Shrinkflation hits big brands due to the falling pound, shrinking pack sizes in a bid to fight off passing price rises to consumers.

Shrinkflation hits big brands due to the falling poundAccording to reports in The Grocer, Doritos, Peparami and Coc Pops have all reduced the size of packs at a time when costs are rising due to the falling pound.

The move has been dubbed ‘shrinkflation’ with a sharing bag of Doritos reduced from 200g to 180g, although the price remains £1.99. Peperami snacks have also come down from 25g to 22.5g. A large box of Coco Pops has been reduced from 800g to 720g.

However, Kellogg’s – the owner for Coco Pops – said that the reduction in sugar was responsible for the drop in pack weight.

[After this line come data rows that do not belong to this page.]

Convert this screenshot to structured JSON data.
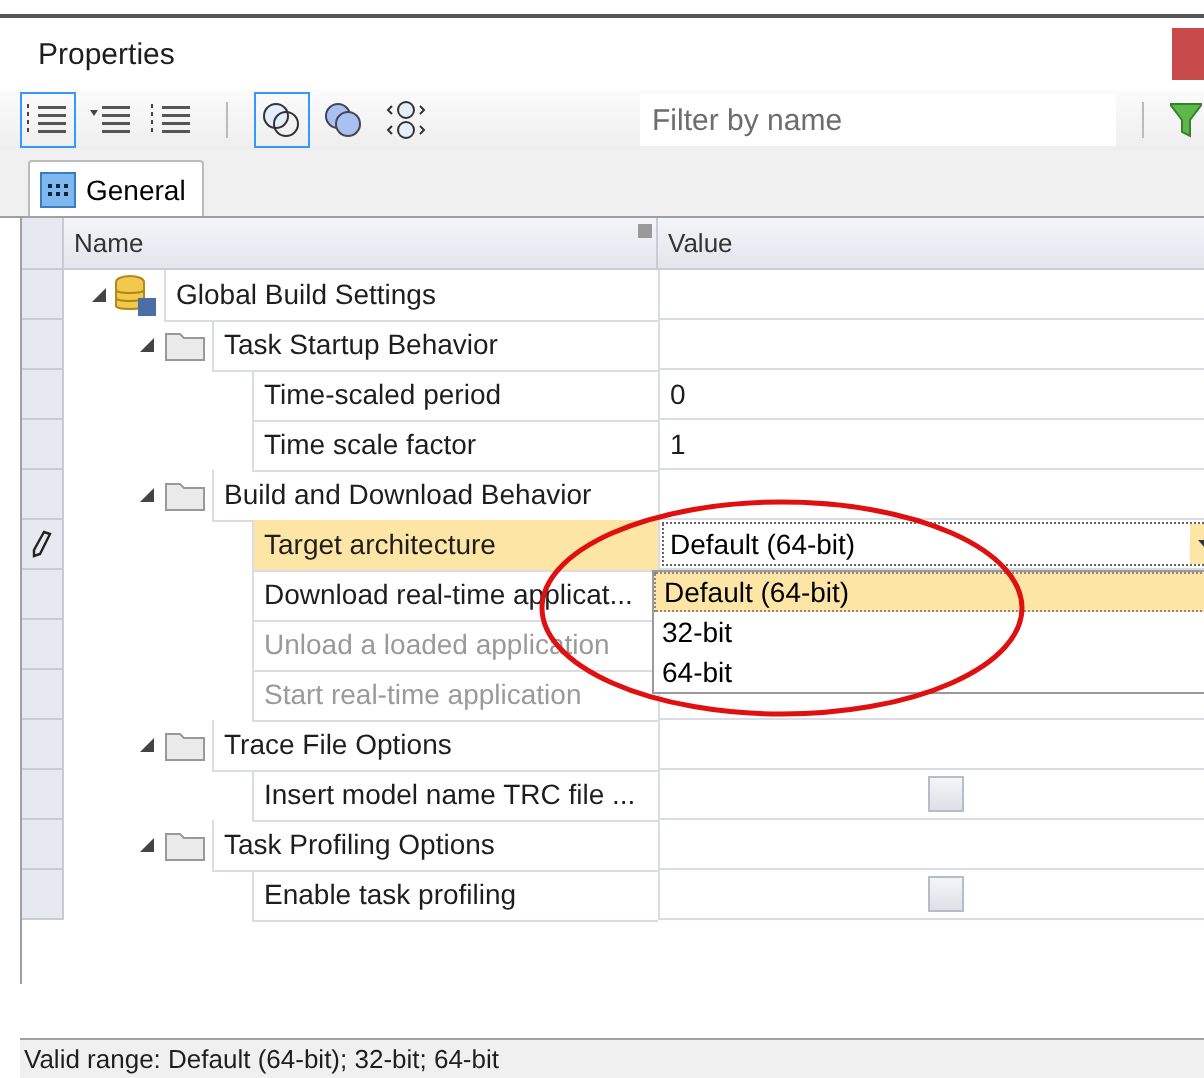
{
  "window": {
    "title": "Properties"
  },
  "toolbar": {
    "buttons": [
      {
        "kind": "categorized",
        "selected": true
      },
      {
        "kind": "alphabetical",
        "selected": false
      },
      {
        "kind": "list",
        "selected": false
      },
      {
        "kind": "separator"
      },
      {
        "kind": "circles-outline",
        "selected": true
      },
      {
        "kind": "circles-filled",
        "selected": false
      },
      {
        "kind": "circles-split",
        "selected": false
      }
    ],
    "filter": {
      "placeholder": "Filter by name"
    }
  },
  "tabs": [
    {
      "label": "General",
      "selected": true
    }
  ],
  "grid": {
    "columns": [
      "Name",
      "Value"
    ],
    "rows": [
      {
        "name": "Global Build Settings",
        "kind": "root",
        "expanded": true,
        "children": [
          {
            "name": "Task Startup Behavior",
            "kind": "group",
            "expanded": true,
            "children": [
              {
                "name": "Time-scaled period",
                "kind": "text",
                "value": "0",
                "disabled": false,
                "selected": false
              },
              {
                "name": "Time scale factor",
                "kind": "text",
                "value": "1",
                "disabled": false,
                "selected": false
              }
            ]
          },
          {
            "name": "Build and Download Behavior",
            "kind": "group",
            "expanded": true,
            "children": [
              {
                "name": "Target architecture",
                "kind": "combo",
                "value": "Default (64-bit)",
                "disabled": false,
                "selected": true,
                "options": [
                  {
                    "label": "Default (64-bit)",
                    "selected": true
                  },
                  {
                    "label": "32-bit",
                    "selected": false
                  },
                  {
                    "label": "64-bit",
                    "selected": false
                  }
                ]
              },
              {
                "name": "Download real-time applicat...",
                "kind": "hidden",
                "disabled": false,
                "selected": false
              },
              {
                "name": "Unload a loaded application",
                "kind": "hidden",
                "disabled": true,
                "selected": false
              },
              {
                "name": "Start real-time application",
                "kind": "hidden",
                "disabled": true,
                "selected": false
              }
            ]
          },
          {
            "name": "Trace File Options",
            "kind": "group",
            "expanded": true,
            "children": [
              {
                "name": "Insert model name TRC file ...",
                "kind": "checkbox",
                "checked": false,
                "disabled": false,
                "selected": false
              }
            ]
          },
          {
            "name": "Task Profiling Options",
            "kind": "group",
            "expanded": true,
            "children": [
              {
                "name": "Enable task profiling",
                "kind": "checkbox",
                "checked": false,
                "disabled": false,
                "selected": false
              }
            ]
          }
        ]
      }
    ]
  },
  "status_bar": "Valid range: Default (64-bit); 32-bit; 64-bit"
}
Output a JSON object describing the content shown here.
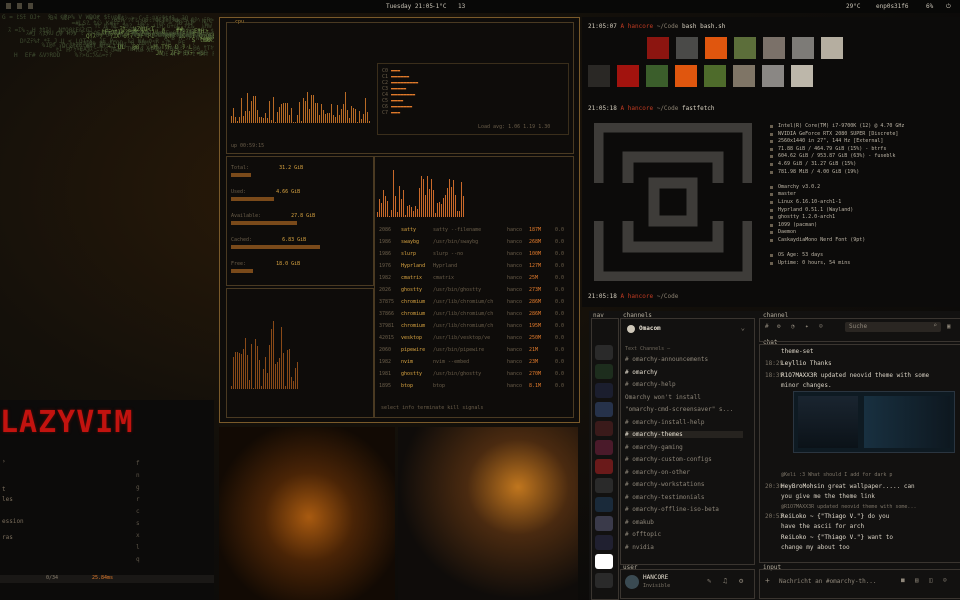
{
  "topbar": {
    "clock": "Tuesday 21:05",
    "weather": "-1°C",
    "cpu_temp": "29°C",
    "network": "enp0s31f6",
    "volume": "6%",
    "workspace": "13"
  },
  "colors": {
    "accent": "#e07a2b",
    "red": "#c23b22",
    "green": "#8dc63f",
    "bg": "#0b0a09"
  },
  "btop": {
    "title": "cpu",
    "uptime": "up 00:59:15",
    "load": "Load avg: 1.06 1.19 1.30",
    "mem_labels": [
      "Total:",
      "Used:",
      "Available:",
      "Cached:",
      "Free:"
    ],
    "mem_values": [
      "31.2 GiB",
      "4.66 GiB",
      "27.8 GiB",
      "6.83 GiB",
      "18.0 GiB"
    ],
    "procs": [
      {
        "pid": "2086",
        "name": "satty",
        "cmd": "satty --filename",
        "user": "hanco",
        "mem": "187M",
        "cpu": "0.0"
      },
      {
        "pid": "1986",
        "name": "swaybg",
        "cmd": "/usr/bin/swaybg",
        "user": "hanco",
        "mem": "268M",
        "cpu": "0.0"
      },
      {
        "pid": "1986",
        "name": "slurp",
        "cmd": "slurp --no",
        "user": "hanco",
        "mem": "100M",
        "cpu": "0.0"
      },
      {
        "pid": "1976",
        "name": "Hyprland",
        "cmd": "Hyprland",
        "user": "hanco",
        "mem": "127M",
        "cpu": "0.0"
      },
      {
        "pid": "1982",
        "name": "cmatrix",
        "cmd": "cmatrix",
        "user": "hanco",
        "mem": "25M",
        "cpu": "0.0"
      },
      {
        "pid": "2026",
        "name": "ghostty",
        "cmd": "/usr/bin/ghostty",
        "user": "hanco",
        "mem": "273M",
        "cpu": "0.0"
      },
      {
        "pid": "37875",
        "name": "chromium",
        "cmd": "/usr/lib/chromium/ch",
        "user": "hanco",
        "mem": "286M",
        "cpu": "0.0"
      },
      {
        "pid": "37866",
        "name": "chromium",
        "cmd": "/usr/lib/chromium/ch",
        "user": "hanco",
        "mem": "286M",
        "cpu": "0.0"
      },
      {
        "pid": "37981",
        "name": "chromium",
        "cmd": "/usr/lib/chromium/ch",
        "user": "hanco",
        "mem": "195M",
        "cpu": "0.0"
      },
      {
        "pid": "42015",
        "name": "vesktop",
        "cmd": "/usr/lib/vesktop/ve",
        "user": "hanco",
        "mem": "250M",
        "cpu": "0.0"
      },
      {
        "pid": "2060",
        "name": "pipewire",
        "cmd": "/usr/bin/pipewire",
        "user": "hanco",
        "mem": "21M",
        "cpu": "0.0"
      },
      {
        "pid": "1982",
        "name": "nvim",
        "cmd": "nvim --embed",
        "user": "hanco",
        "mem": "23M",
        "cpu": "0.0"
      },
      {
        "pid": "1981",
        "name": "ghostty",
        "cmd": "/usr/bin/ghostty",
        "user": "hanco",
        "mem": "270M",
        "cpu": "0.0"
      },
      {
        "pid": "1895",
        "name": "btop",
        "cmd": "btop",
        "user": "hanco",
        "mem": "8.1M",
        "cpu": "0.0"
      }
    ],
    "footer": "select  info  terminate  kill  signals"
  },
  "term1": {
    "prompt1_time": "21:05:07",
    "prompt1_user": "hancore",
    "prompt1_path": "~/Code",
    "prompt1_cmd": "bash bash.sh",
    "prompt2_time": "21:05:18",
    "prompt2_cmd": "fastfetch",
    "prompt3_time": "21:05:18",
    "swatches_top": [
      "#0b0a09",
      "#8c1510",
      "#4a4a48",
      "#e0560e",
      "#5c6e3a",
      "#7b7169",
      "#7d7b77",
      "#b5aea0"
    ],
    "swatches_bottom": [
      "#2a2825",
      "#a2130e",
      "#3b5e2b",
      "#e0560e",
      "#4e6b2b",
      "#7f7566",
      "#8a8784",
      "#bdb7aa"
    ],
    "fetch_lines": [
      "Intel(R) Core(TM) i7-9700K (12) @ 4.70 GHz",
      "NVIDIA GeForce RTX 2080 SUPER [Discrete]",
      "2560x1440 in 27\", 144 Hz [External]",
      "71.88 GiB / 464.79 GiB (15%) - btrfs",
      "604.62 GiB / 953.87 GiB (63%) - fuseblk",
      "4.69 GiB / 31.27 GiB (15%)",
      "781.98 MiB / 4.00 GiB (19%)",
      "",
      "Omarchy v3.0.2",
      "master",
      "Linux 6.16.10-arch1-1",
      "Hyprland 0.51.1 (Wayland)",
      "ghostty 1.2.0-arch1",
      "1099 (pacman)",
      "Daemon",
      "CaskaydiaMono Nerd Font (9pt)",
      "",
      "OS Age: 53 days",
      "Uptime: 0 hours, 54 mins"
    ]
  },
  "discord": {
    "nav": "nav",
    "channels_label": "channels",
    "channel_label": "channel",
    "chat_label": "chat",
    "input_label": "input",
    "user_label": "user",
    "server_name": "Omacom",
    "search_placeholder": "Suche",
    "text_channels_header": "Text Channels —",
    "channels": [
      "omarchy-announcements",
      "omarchy",
      "omarchy-help",
      "Omarchy won't install",
      "\"omarchy-cmd-screensaver\" s...",
      "omarchy-install-help",
      "omarchy-themes",
      "omarchy-gaming",
      "omarchy-custom-configs",
      "omarchy-on-other",
      "omarchy-workstations",
      "omarchy-testimonials",
      "omarchy-offline-iso-beta",
      "omakub",
      "offtopic",
      "nvidia"
    ],
    "messages": [
      {
        "time": "",
        "nick": "",
        "text": "theme-set"
      },
      {
        "time": "18:29",
        "nick": "Leyllio",
        "text": "Thanks"
      },
      {
        "time": "18:39",
        "nick": "R1O7MAXX3R",
        "text": "updated neovid theme with some"
      },
      {
        "time": "",
        "nick": "",
        "text": "minor changes."
      },
      {
        "time": "",
        "nick": "",
        "text": "@Keli :3 What should I add for dark p"
      },
      {
        "time": "20:30",
        "nick": "HeyBroMohsin",
        "text": "great wallpaper..... can"
      },
      {
        "time": "",
        "nick": "",
        "text": "you give me the theme link"
      },
      {
        "time": "",
        "nick": "",
        "text": "@R1O7MAXX3R updated neovid theme with some..."
      },
      {
        "time": "20:53",
        "nick": "ReiLoko ~ {\"Thiago V.\"}",
        "text": "do you"
      },
      {
        "time": "",
        "nick": "",
        "text": "have the ascii for arch"
      },
      {
        "time": "",
        "nick": "ReiLoko ~ {\"Thiago V.\"}",
        "text": "want to"
      },
      {
        "time": "",
        "nick": "",
        "text": "change my about too"
      }
    ],
    "input_placeholder": "Nachricht an #omarchy-th...",
    "username": "HANCORE",
    "status": "Invisible"
  },
  "lazyvim": {
    "logo": "LAZYVIM",
    "status_left": "0/34",
    "status_right": "25.84ms"
  }
}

Doritos owner PepsiCo said that fluctuating foreign exchange rates are hitting the cost of materials, while Peperami said that it has also been subject to rising commodity costs.